  98. ^ "Committee: the current system of the Opium Act does not have to be changed". 24 June 2011. Retrieved 29 August 2012. As regards MDMA, better known as XTC, the committee concludes that investigations show that damage to the health of the individual in the long term is less serious than was initially assumed. But the extent of the illegal production and involvement of organised crime leads to damage to society, including damage to the image of the Netherlands abroad. This argues in favour of maintaining MDMA on List I. 
  99. ^ "Schedule I". Controlled Drugs and Substances Act. Isomer Design. Retrieved 9 December 2013. 
  100. ^ "Definitions and interpretations". Controlled Drugs and Substances Act. Isomer Design. Retrieved 9 December 2013. 
  101. ^ "Backgrounder: The Safe Streets and Communities Act Four Components Coming Into Force". Canadian Department of Justice. Retrieved 9 December 2013. 
  102. ^ 22nd report of the Expert Committee on Drug Dependence World Health Organization, 1985. (PDF) . Retrieved on 29 August 2012.
  103. ^ European Monitoring Centre for Drugs and Drug Addiction (2008). Annual report: the state of the drugs problem in Europe (PDF). Luxembourg: Office for Official Publications of the European Communities. p. 49.  
  104. ^ European Drug Report 2014, page 26
  105. ^ United Nations Office on Drugs and Crime (2008). World drug report (PDF). United Nations Publications. p. 271.  
  106. ^ Camargo J, Esseiva P, González F, Wist J, Patiny L (30 November 2012). "Monitoring of illicit pill distribution networks using an image collection exploration framework". Forensic Science International 223 (1): 298–305.  
  107. ^ Drugtext – 10 years of ecstasy and other party drug use in Australia: What have we done and what is there left to do?. Retrieved on 11 June 2011.

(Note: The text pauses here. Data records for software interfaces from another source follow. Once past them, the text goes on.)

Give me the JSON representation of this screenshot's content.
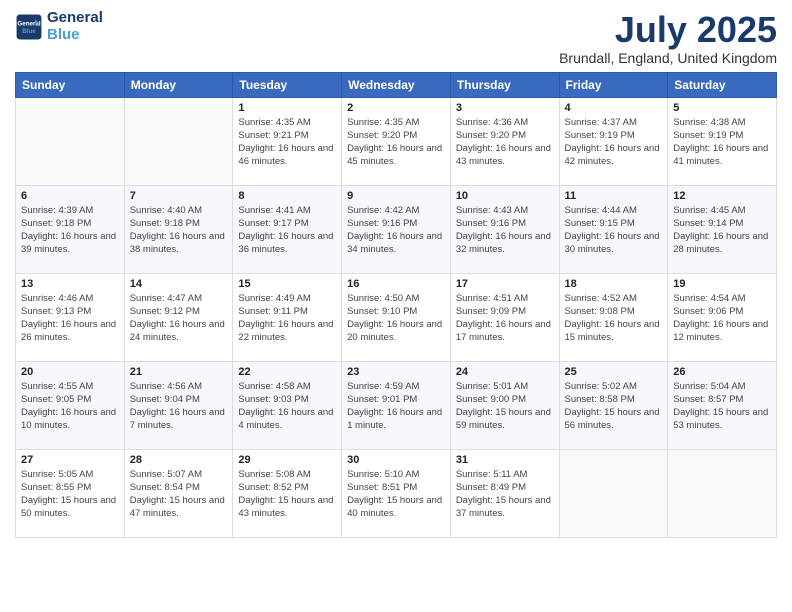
{
  "header": {
    "logo_line1": "General",
    "logo_line2": "Blue",
    "title": "July 2025",
    "subtitle": "Brundall, England, United Kingdom"
  },
  "calendar": {
    "weekdays": [
      "Sunday",
      "Monday",
      "Tuesday",
      "Wednesday",
      "Thursday",
      "Friday",
      "Saturday"
    ],
    "weeks": [
      [
        {
          "day": "",
          "info": ""
        },
        {
          "day": "",
          "info": ""
        },
        {
          "day": "1",
          "info": "Sunrise: 4:35 AM\nSunset: 9:21 PM\nDaylight: 16 hours and 46 minutes."
        },
        {
          "day": "2",
          "info": "Sunrise: 4:35 AM\nSunset: 9:20 PM\nDaylight: 16 hours and 45 minutes."
        },
        {
          "day": "3",
          "info": "Sunrise: 4:36 AM\nSunset: 9:20 PM\nDaylight: 16 hours and 43 minutes."
        },
        {
          "day": "4",
          "info": "Sunrise: 4:37 AM\nSunset: 9:19 PM\nDaylight: 16 hours and 42 minutes."
        },
        {
          "day": "5",
          "info": "Sunrise: 4:38 AM\nSunset: 9:19 PM\nDaylight: 16 hours and 41 minutes."
        }
      ],
      [
        {
          "day": "6",
          "info": "Sunrise: 4:39 AM\nSunset: 9:18 PM\nDaylight: 16 hours and 39 minutes."
        },
        {
          "day": "7",
          "info": "Sunrise: 4:40 AM\nSunset: 9:18 PM\nDaylight: 16 hours and 38 minutes."
        },
        {
          "day": "8",
          "info": "Sunrise: 4:41 AM\nSunset: 9:17 PM\nDaylight: 16 hours and 36 minutes."
        },
        {
          "day": "9",
          "info": "Sunrise: 4:42 AM\nSunset: 9:16 PM\nDaylight: 16 hours and 34 minutes."
        },
        {
          "day": "10",
          "info": "Sunrise: 4:43 AM\nSunset: 9:16 PM\nDaylight: 16 hours and 32 minutes."
        },
        {
          "day": "11",
          "info": "Sunrise: 4:44 AM\nSunset: 9:15 PM\nDaylight: 16 hours and 30 minutes."
        },
        {
          "day": "12",
          "info": "Sunrise: 4:45 AM\nSunset: 9:14 PM\nDaylight: 16 hours and 28 minutes."
        }
      ],
      [
        {
          "day": "13",
          "info": "Sunrise: 4:46 AM\nSunset: 9:13 PM\nDaylight: 16 hours and 26 minutes."
        },
        {
          "day": "14",
          "info": "Sunrise: 4:47 AM\nSunset: 9:12 PM\nDaylight: 16 hours and 24 minutes."
        },
        {
          "day": "15",
          "info": "Sunrise: 4:49 AM\nSunset: 9:11 PM\nDaylight: 16 hours and 22 minutes."
        },
        {
          "day": "16",
          "info": "Sunrise: 4:50 AM\nSunset: 9:10 PM\nDaylight: 16 hours and 20 minutes."
        },
        {
          "day": "17",
          "info": "Sunrise: 4:51 AM\nSunset: 9:09 PM\nDaylight: 16 hours and 17 minutes."
        },
        {
          "day": "18",
          "info": "Sunrise: 4:52 AM\nSunset: 9:08 PM\nDaylight: 16 hours and 15 minutes."
        },
        {
          "day": "19",
          "info": "Sunrise: 4:54 AM\nSunset: 9:06 PM\nDaylight: 16 hours and 12 minutes."
        }
      ],
      [
        {
          "day": "20",
          "info": "Sunrise: 4:55 AM\nSunset: 9:05 PM\nDaylight: 16 hours and 10 minutes."
        },
        {
          "day": "21",
          "info": "Sunrise: 4:56 AM\nSunset: 9:04 PM\nDaylight: 16 hours and 7 minutes."
        },
        {
          "day": "22",
          "info": "Sunrise: 4:58 AM\nSunset: 9:03 PM\nDaylight: 16 hours and 4 minutes."
        },
        {
          "day": "23",
          "info": "Sunrise: 4:59 AM\nSunset: 9:01 PM\nDaylight: 16 hours and 1 minute."
        },
        {
          "day": "24",
          "info": "Sunrise: 5:01 AM\nSunset: 9:00 PM\nDaylight: 15 hours and 59 minutes."
        },
        {
          "day": "25",
          "info": "Sunrise: 5:02 AM\nSunset: 8:58 PM\nDaylight: 15 hours and 56 minutes."
        },
        {
          "day": "26",
          "info": "Sunrise: 5:04 AM\nSunset: 8:57 PM\nDaylight: 15 hours and 53 minutes."
        }
      ],
      [
        {
          "day": "27",
          "info": "Sunrise: 5:05 AM\nSunset: 8:55 PM\nDaylight: 15 hours and 50 minutes."
        },
        {
          "day": "28",
          "info": "Sunrise: 5:07 AM\nSunset: 8:54 PM\nDaylight: 15 hours and 47 minutes."
        },
        {
          "day": "29",
          "info": "Sunrise: 5:08 AM\nSunset: 8:52 PM\nDaylight: 15 hours and 43 minutes."
        },
        {
          "day": "30",
          "info": "Sunrise: 5:10 AM\nSunset: 8:51 PM\nDaylight: 15 hours and 40 minutes."
        },
        {
          "day": "31",
          "info": "Sunrise: 5:11 AM\nSunset: 8:49 PM\nDaylight: 15 hours and 37 minutes."
        },
        {
          "day": "",
          "info": ""
        },
        {
          "day": "",
          "info": ""
        }
      ]
    ]
  }
}
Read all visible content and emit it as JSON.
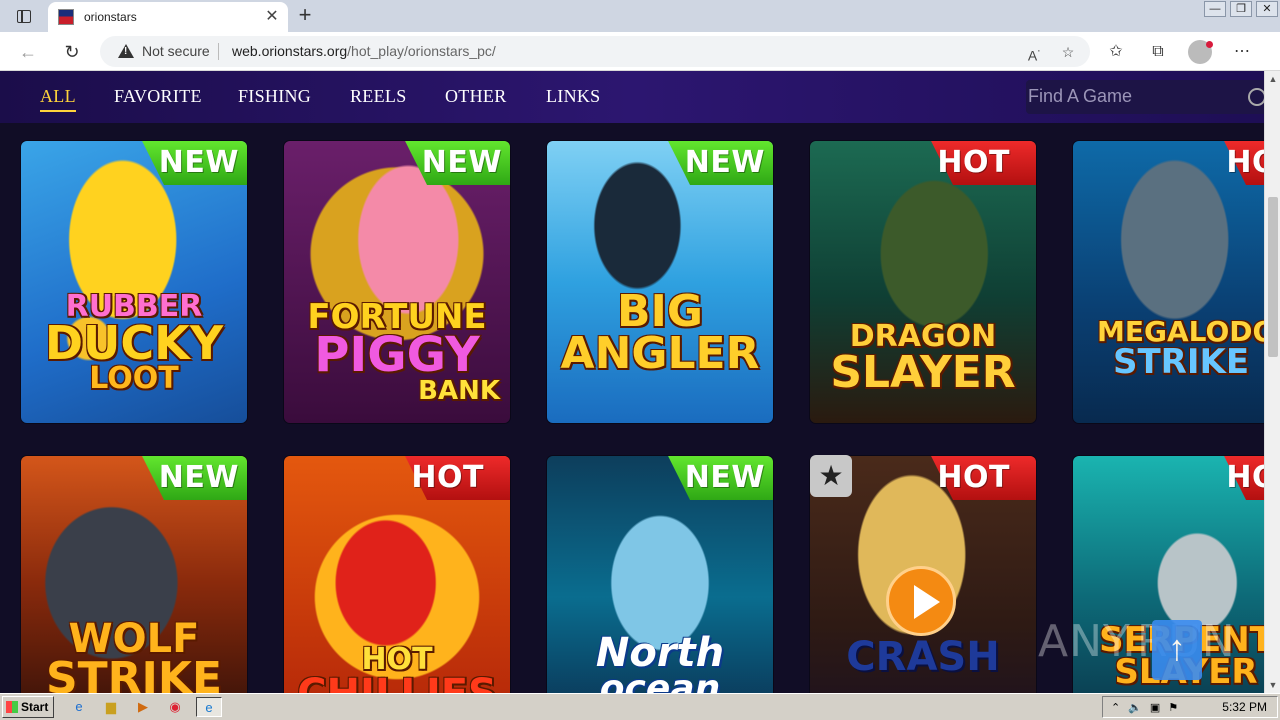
{
  "browser": {
    "tab_title": "orionstars",
    "new_tab": "+",
    "security_label": "Not secure",
    "url_host": "web.orionstars.org",
    "url_path": "/hot_play/orionstars_pc/",
    "win_min": "—",
    "win_max": "❐",
    "win_close": "✕"
  },
  "nav": {
    "categories": [
      "ALL",
      "FAVORITE",
      "FISHING",
      "REELS",
      "OTHER",
      "LINKS"
    ],
    "active": "ALL",
    "search_placeholder": "Find A Game"
  },
  "games": [
    {
      "title_lines": [
        "RUBBER",
        "DUCKY",
        "LOOT"
      ],
      "badge": "NEW"
    },
    {
      "title_lines": [
        "FORTUNE",
        "PIGGY",
        "BANK"
      ],
      "badge": "NEW"
    },
    {
      "title_lines": [
        "BIG",
        "ANGLER"
      ],
      "badge": "NEW"
    },
    {
      "title_lines": [
        "DRAGON",
        "SLAYER"
      ],
      "badge": "HOT"
    },
    {
      "title_lines": [
        "MEGALODON",
        "STRIKE"
      ],
      "badge": "HOT"
    },
    {
      "title_lines": [
        "WOLF",
        "STRIKE"
      ],
      "badge": "NEW"
    },
    {
      "title_lines": [
        "HOT",
        "CHILLIES"
      ],
      "badge": "HOT"
    },
    {
      "title_lines": [
        "North",
        "ocean"
      ],
      "badge": "NEW"
    },
    {
      "title_lines": [
        "CRASH"
      ],
      "badge": "HOT"
    },
    {
      "title_lines": [
        "SERPENT",
        "SLAYER"
      ],
      "badge": "HOT"
    }
  ],
  "watermark": "ANY.RUN",
  "taskbar": {
    "start_label": "Start",
    "clock": "5:32 PM"
  },
  "colors": {
    "nav_active": "#ffd43b",
    "badge_new": "#3fc21d",
    "badge_hot": "#d81a1a",
    "page_bg": "#110d26"
  }
}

External links

  • MDMA Facts and Statistics
This article was sourced from Creative Commons Attribution-ShareAlike License; additional terms may apply. World Heritage Encyclopedia content is assembled from numerous content providers, Open Access Publishing, and in compliance with The Fair Access to Science and Technology Research Act (FASTR), Wikimedia Foundation, Inc., Public Library of Science, The Encyclopedia of Life, Open Book Publishers (OBP), PubMed, U.S. National Library of Medicine, National Center for Biotechnology Information, U.S. National Library of Medicine, National Institutes of Health (NIH), U.S. Department of Health & Human Services, and, which sources content from all federal, state, local, tribal, and territorial government publication portals (.gov, .mil, .edu). Funding for and content contributors is made possible from the U.S. Congress, E-Government Act of 2002.
Crowd sourced content that is contributed to World Heritage Encyclopedia is peer reviewed and edited by our editorial staff to ensure quality scholarly research articles.
By using this site, you agree to the Terms of Use and Privacy Policy. World Heritage Encyclopedia™ is a registered trademark of the World Public Library Association, a non-profit organization.

Copyright © World Library Foundation. All rights reserved. eBooks from Project Gutenberg are sponsored by the World Library Foundation,
a 501c(4) Member's Support Non-Profit Organization, and is NOT affiliated with any governmental agency or department.